An initiative of the World Wildlife Fund, this rolling blackout began in New Zealand at 8 p.m. Saturday and moved west as other time zones reached that hour.
As reported by CNSNews.com, municipal authorities in Sydney, Australia, turned out the lights on that city’s famous Harbor Bridge and Opera House. In last year’s Earth Hour (yeah, we missed it too), organizers claimed 2 million people took part and Sydney’s emissions of greenhouse gases were reduced by 10% during that hour.
This year, 27 “partner cities” were named on the campaign’s Web site. They included Chicago, Atlanta, San Francisco and Phoenix. Sort of reminds us of last July’s Live Earth concert series, when the various NBC networks provided 75 hours of free air time to Al Gore and friends for concerts on its various stations.
NBC host Bob Costas sat in a darkened studio for a full minute as an energy-saving gesture while millions watched on their energy-consuming plasma TVs.
Never mind that it involved flying rock stars around the planet in emission-spewing private jets to plug their electric guitars into Godzilla-size amplifiers. Everything was fine, we were told, because everyone was buying “carbon offsets,” a scam that lets warming hypocrites continue their energy gluttony because they’re paying somebody somewhere to plant a tree.
In the green scheme of things, trees are a good thing and deforestation is bad. We must plant as many trees as we can to suck up all that CO2, the pollutant that sustains all plant and therefore all animal life on earth. Old-growth forests must be protected from those nasty loggers.
Trouble is, according to Thomas Bonnicksen, professor emeritus of forest science at Texas A&M University, forests left in “pristine” condition have too many trees and too many dead ones, both of which provide fuel for the devastating forest fires that ravaged California last year.
Bonnicksen is also a visiting scholar at the California Forest Foundation and has authored a study available at its Web site (calforestfoundation.org). It shows that four large California wildfires produced 38 million tons of greenhouse gases through fire and subsequent decay of dead trees — 10 million from the fires themselves and 28 million from the post-fire decay. This is equivalent to the emissions from 7 million cars for an entire year.
Bonnicksen says the four fires studied involved forests averaging 350 trees per acre where 50 an acre is considered normal. Some California forests, he says, have more than 1,000 trees per acre, with young trees growing under big trees, serving as “ladder fuel” and dead trees and woody debris on the ground.
He advocates “thinning” the forests so they’re less like time bombs waiting to explode. “Harvested trees can be turned into long-lasting wood products that store carbon,” he notes, adding that it’s important to remove trees destroyed by fires and insects “so that they don’t decay and send more carbon dioxide into the atmosphere.”

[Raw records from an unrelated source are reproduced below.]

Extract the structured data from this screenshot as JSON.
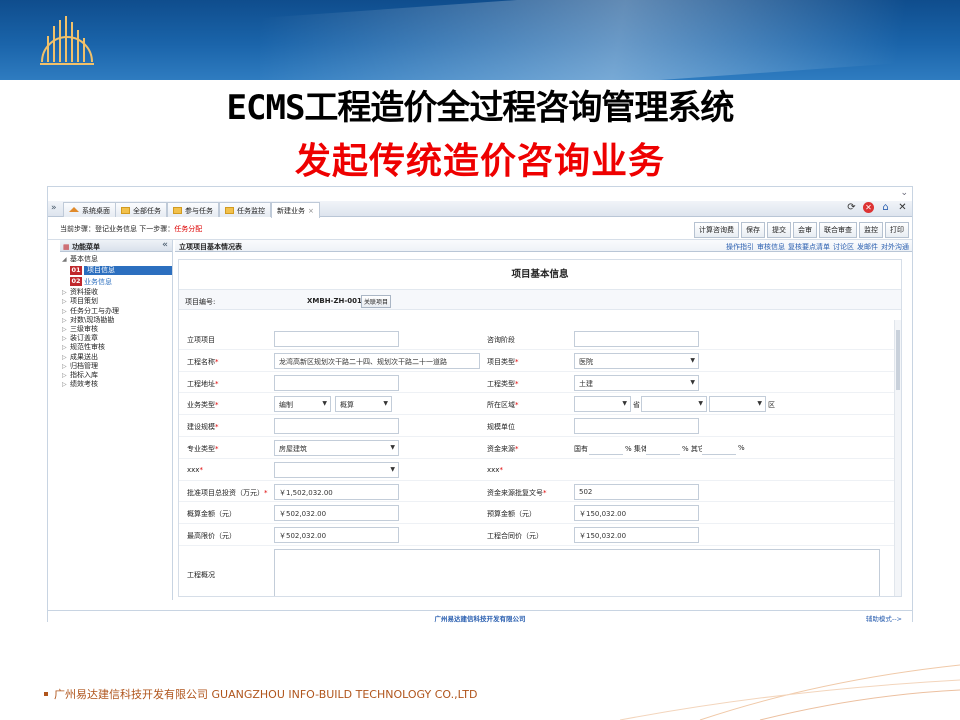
{
  "slide": {
    "title_line1": "ECMS工程造价全过程咨询管理系统",
    "title_line2": "发起传统造价咨询业务",
    "company_footer": "广州易达建信科技开发有限公司  GUANGZHOU INFO-BUILD TECHNOLOGY CO.,LTD",
    "accent": "#e00000",
    "brand": "#1a64aa"
  },
  "app": {
    "tabs": [
      {
        "label": "系统桌面",
        "icon": "house-icon"
      },
      {
        "label": "全部任务",
        "icon": "folder-icon"
      },
      {
        "label": "参与任务",
        "icon": "folder-icon"
      },
      {
        "label": "任务监控",
        "icon": "folder-icon"
      },
      {
        "label": "新建业务",
        "icon": "",
        "close": "×"
      }
    ],
    "breadcrumb": {
      "prefix": "当前步骤：登记业务信息 下一步骤：",
      "next": "任务分配"
    },
    "toolbar": [
      "计算咨询费",
      "保存",
      "提交",
      "会审",
      "联合审查",
      "监控",
      "打印"
    ],
    "sidebar": {
      "title": "功能菜单",
      "collapse": "«",
      "root": "基本信息",
      "subs": [
        {
          "num": "01",
          "label": "项目信息"
        },
        {
          "num": "02",
          "label": "业务信息"
        }
      ],
      "items": [
        "资料接收",
        "项目策划",
        "任务分工与办理",
        "对数\\现场勘勘",
        "三级审核",
        "装订盖章",
        "规范性审核",
        "成果送出",
        "归档管理",
        "指标入库",
        "绩效考核"
      ]
    },
    "panel": {
      "title": "立项项目基本情况表",
      "links": [
        "操作指引",
        "审核信息",
        "复核要点清单",
        "讨论区",
        "发邮件",
        "对外沟通"
      ]
    },
    "form": {
      "heading": "项目基本信息",
      "project_no_label": "项目编号:",
      "project_no": "XMBH-ZH-001",
      "project_no_btn": "关联项目",
      "rows": [
        {
          "l1": "立项项目",
          "v1": "",
          "l2": "咨询阶段",
          "v2": ""
        },
        {
          "l1": "工程名称",
          "v1": "龙湾高新区规划次干路二十四、规划次干路二十一道路",
          "l2": "项目类型",
          "v2": "医院"
        },
        {
          "l1": "工程地址",
          "v1": "",
          "l2": "工程类型",
          "v2": "土建"
        },
        {
          "l1": "业务类型",
          "v1a": "编制",
          "v1b": "概算",
          "l2": "所在区域",
          "r_sheng": "省",
          "r_shi": "市",
          "r_qu": "区"
        },
        {
          "l1": "建设规模",
          "v1": "",
          "l2": "规模单位",
          "v2": ""
        },
        {
          "l1": "专业类型",
          "v1": "房屋建筑",
          "l2": "资金来源",
          "f1": "国有",
          "f2": "% 集体",
          "f3": "% 其它",
          "f4": "%"
        },
        {
          "l1": "xxx",
          "v1": "",
          "l2": "xxx",
          "v2": ""
        },
        {
          "l1": "批准项目总投资（万元）",
          "v1": "￥1,502,032.00",
          "l2": "资金来源批复文号",
          "v2": "502"
        },
        {
          "l1": "概算金额（元）",
          "v1": "￥502,032.00",
          "l2": "预算金额（元）",
          "v2": "￥150,032.00"
        },
        {
          "l1": "最高限价（元）",
          "v1": "￥502,032.00",
          "l2": "工程合同价（元）",
          "v2": "￥150,032.00"
        }
      ],
      "overview_label": "工程概况"
    },
    "footer": {
      "center": "广州易达建信科技开发有限公司",
      "right": "辅助模式-->"
    }
  }
}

So it just might be forest fires that are causing global warming, not the other way around, as Senate Majority Leader Harry Reid recently claimed.
Bonnicksen concludes by saying that “reducing the number and severity of wildfires may be the single most important short-term action we can take to lower greenhouse gas emissions and really fight global warming.”
Even more important than throwing rock concerts and turning your lights off for an hour.
By INVESTOR’S BUSINESS DAILY | Posted Monday, March 31, 2008 4:30 PM PT